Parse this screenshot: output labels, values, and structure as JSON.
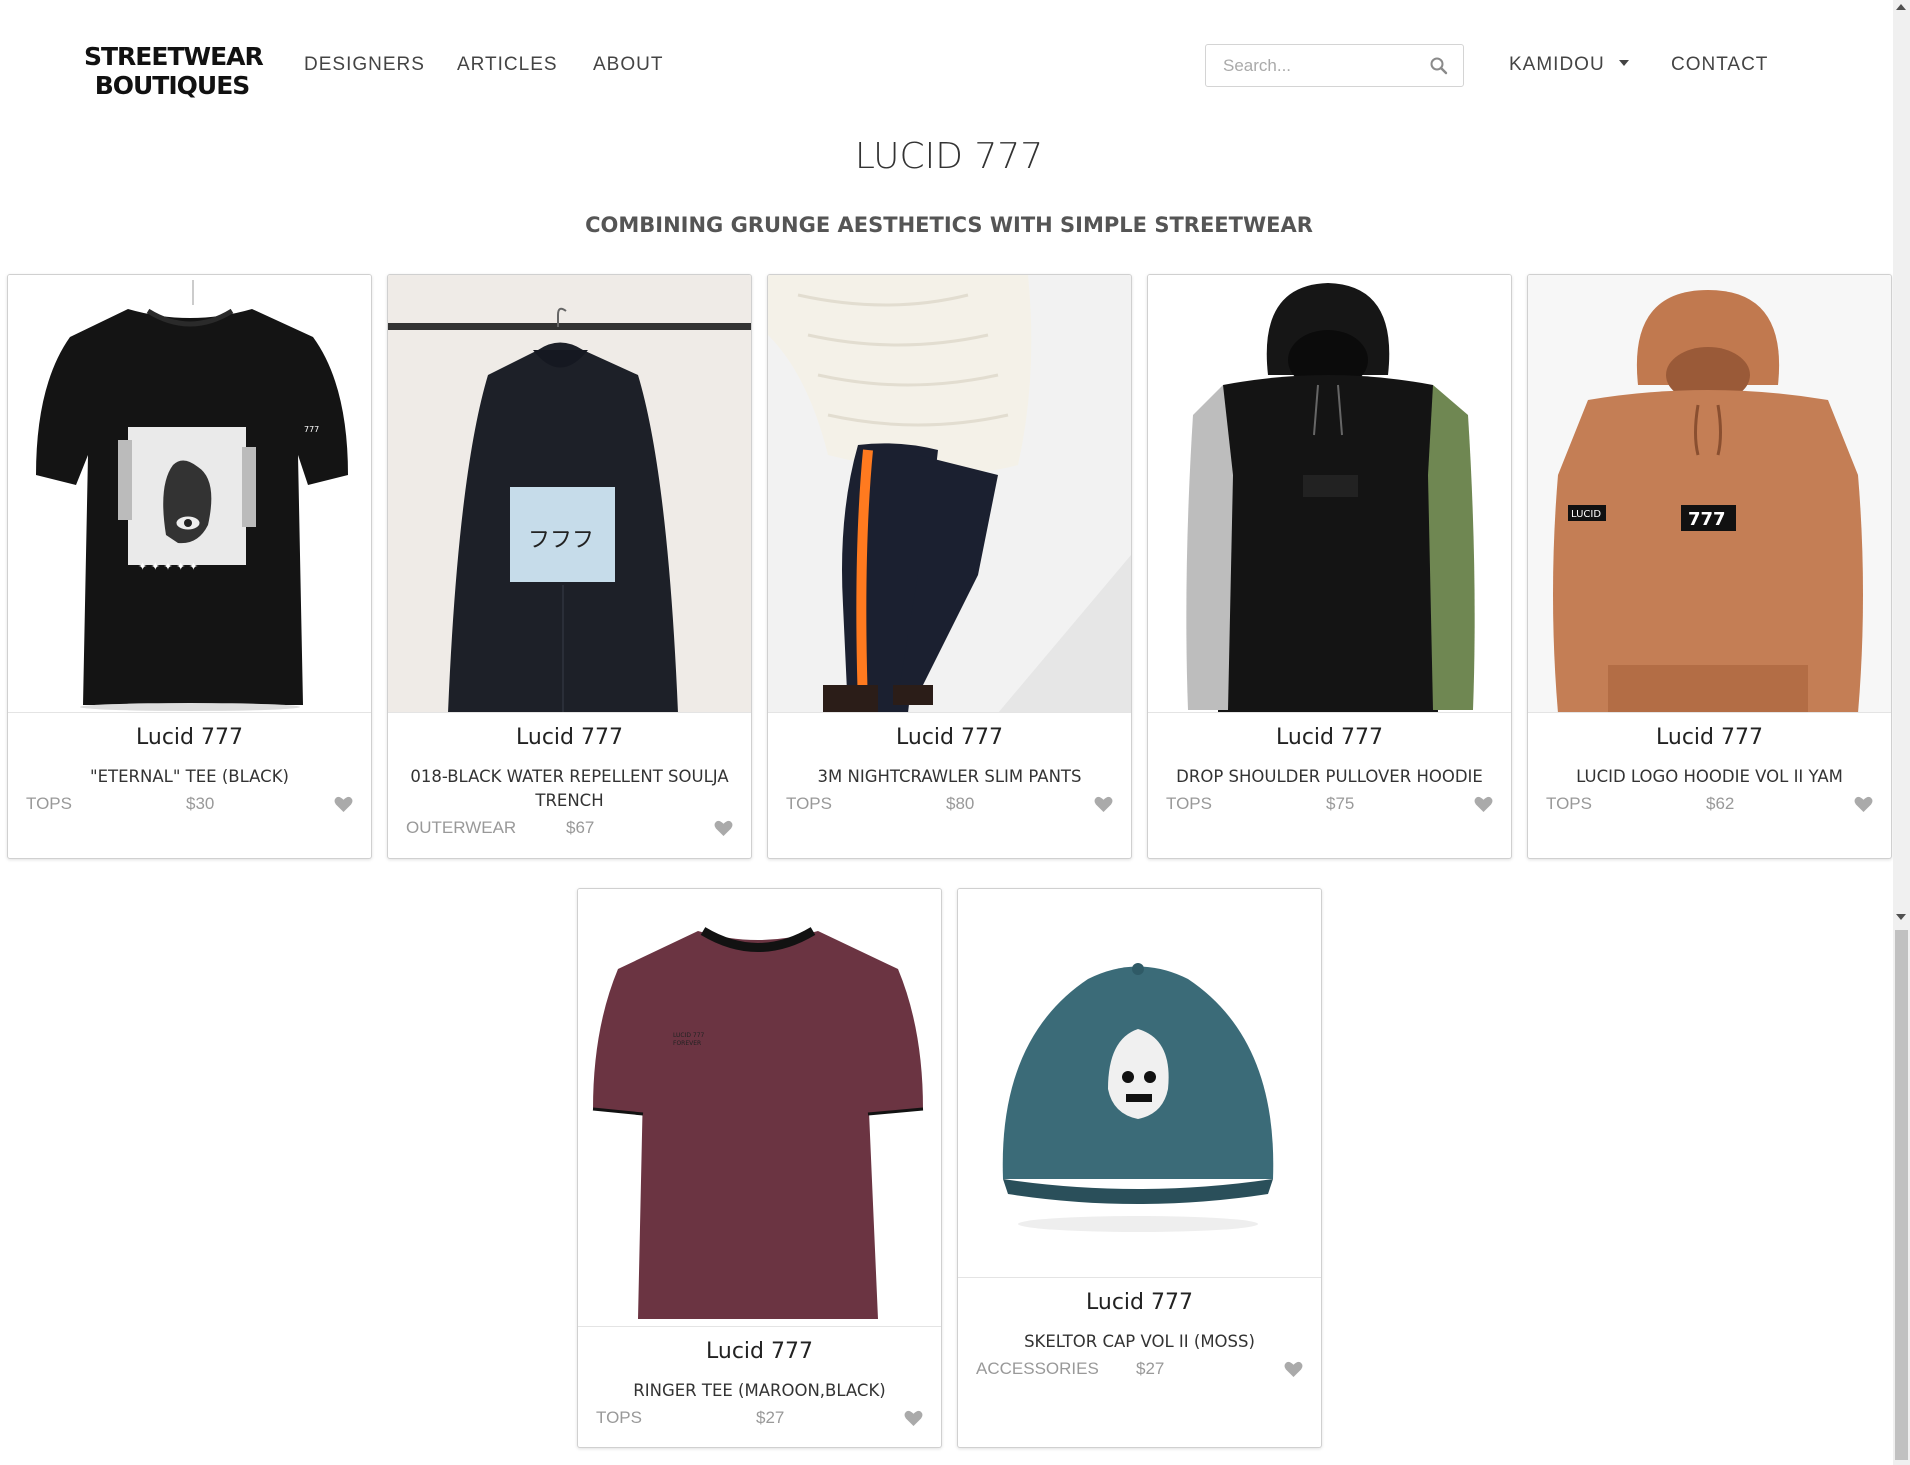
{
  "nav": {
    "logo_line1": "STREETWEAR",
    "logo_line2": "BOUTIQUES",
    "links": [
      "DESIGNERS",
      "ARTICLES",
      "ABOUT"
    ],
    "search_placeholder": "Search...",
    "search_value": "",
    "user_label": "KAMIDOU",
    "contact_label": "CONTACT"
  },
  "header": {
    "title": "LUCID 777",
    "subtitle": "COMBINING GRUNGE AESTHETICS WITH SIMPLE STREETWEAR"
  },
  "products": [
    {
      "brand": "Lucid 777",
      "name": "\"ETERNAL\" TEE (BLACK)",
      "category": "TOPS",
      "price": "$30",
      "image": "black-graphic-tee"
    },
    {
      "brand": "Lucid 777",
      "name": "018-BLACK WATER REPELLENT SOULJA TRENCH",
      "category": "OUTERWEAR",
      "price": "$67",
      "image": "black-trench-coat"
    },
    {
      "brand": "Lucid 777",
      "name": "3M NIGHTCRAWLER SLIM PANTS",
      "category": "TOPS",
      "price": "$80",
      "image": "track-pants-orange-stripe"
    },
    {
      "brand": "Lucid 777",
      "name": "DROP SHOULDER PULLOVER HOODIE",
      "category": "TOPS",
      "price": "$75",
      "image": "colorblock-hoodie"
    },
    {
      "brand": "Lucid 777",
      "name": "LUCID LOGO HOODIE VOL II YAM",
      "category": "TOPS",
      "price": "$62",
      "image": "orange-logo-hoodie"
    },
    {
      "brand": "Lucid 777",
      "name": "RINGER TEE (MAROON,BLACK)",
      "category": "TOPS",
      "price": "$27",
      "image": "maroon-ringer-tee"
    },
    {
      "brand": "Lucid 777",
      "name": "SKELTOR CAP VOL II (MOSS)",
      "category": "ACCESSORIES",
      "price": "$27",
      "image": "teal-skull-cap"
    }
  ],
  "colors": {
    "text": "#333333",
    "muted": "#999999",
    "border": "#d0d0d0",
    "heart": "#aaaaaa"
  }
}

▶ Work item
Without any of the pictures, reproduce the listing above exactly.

▶ Solution to this problem
Parse this screenshot: output labels, values, and structure as JSON.
{
  "nav": {
    "logo_line1": "STREETWEAR",
    "logo_line2": "BOUTIQUES",
    "links": [
      "DESIGNERS",
      "ARTICLES",
      "ABOUT"
    ],
    "search_placeholder": "Search...",
    "search_value": "",
    "user_label": "KAMIDOU",
    "contact_label": "CONTACT"
  },
  "header": {
    "title": "LUCID 777",
    "subtitle": "COMBINING GRUNGE AESTHETICS WITH SIMPLE STREETWEAR"
  },
  "products": [
    {
      "brand": "Lucid 777",
      "name": "\"ETERNAL\" TEE (BLACK)",
      "category": "TOPS",
      "price": "$30",
      "image": "black-graphic-tee"
    },
    {
      "brand": "Lucid 777",
      "name": "018-BLACK WATER REPELLENT SOULJA TRENCH",
      "category": "OUTERWEAR",
      "price": "$67",
      "image": "black-trench-coat"
    },
    {
      "brand": "Lucid 777",
      "name": "3M NIGHTCRAWLER SLIM PANTS",
      "category": "TOPS",
      "price": "$80",
      "image": "track-pants-orange-stripe"
    },
    {
      "brand": "Lucid 777",
      "name": "DROP SHOULDER PULLOVER HOODIE",
      "category": "TOPS",
      "price": "$75",
      "image": "colorblock-hoodie"
    },
    {
      "brand": "Lucid 777",
      "name": "LUCID LOGO HOODIE VOL II YAM",
      "category": "TOPS",
      "price": "$62",
      "image": "orange-logo-hoodie"
    },
    {
      "brand": "Lucid 777",
      "name": "RINGER TEE (MAROON,BLACK)",
      "category": "TOPS",
      "price": "$27",
      "image": "maroon-ringer-tee"
    },
    {
      "brand": "Lucid 777",
      "name": "SKELTOR CAP VOL II (MOSS)",
      "category": "ACCESSORIES",
      "price": "$27",
      "image": "teal-skull-cap"
    }
  ],
  "colors": {
    "text": "#333333",
    "muted": "#999999",
    "border": "#d0d0d0",
    "heart": "#aaaaaa"
  }
}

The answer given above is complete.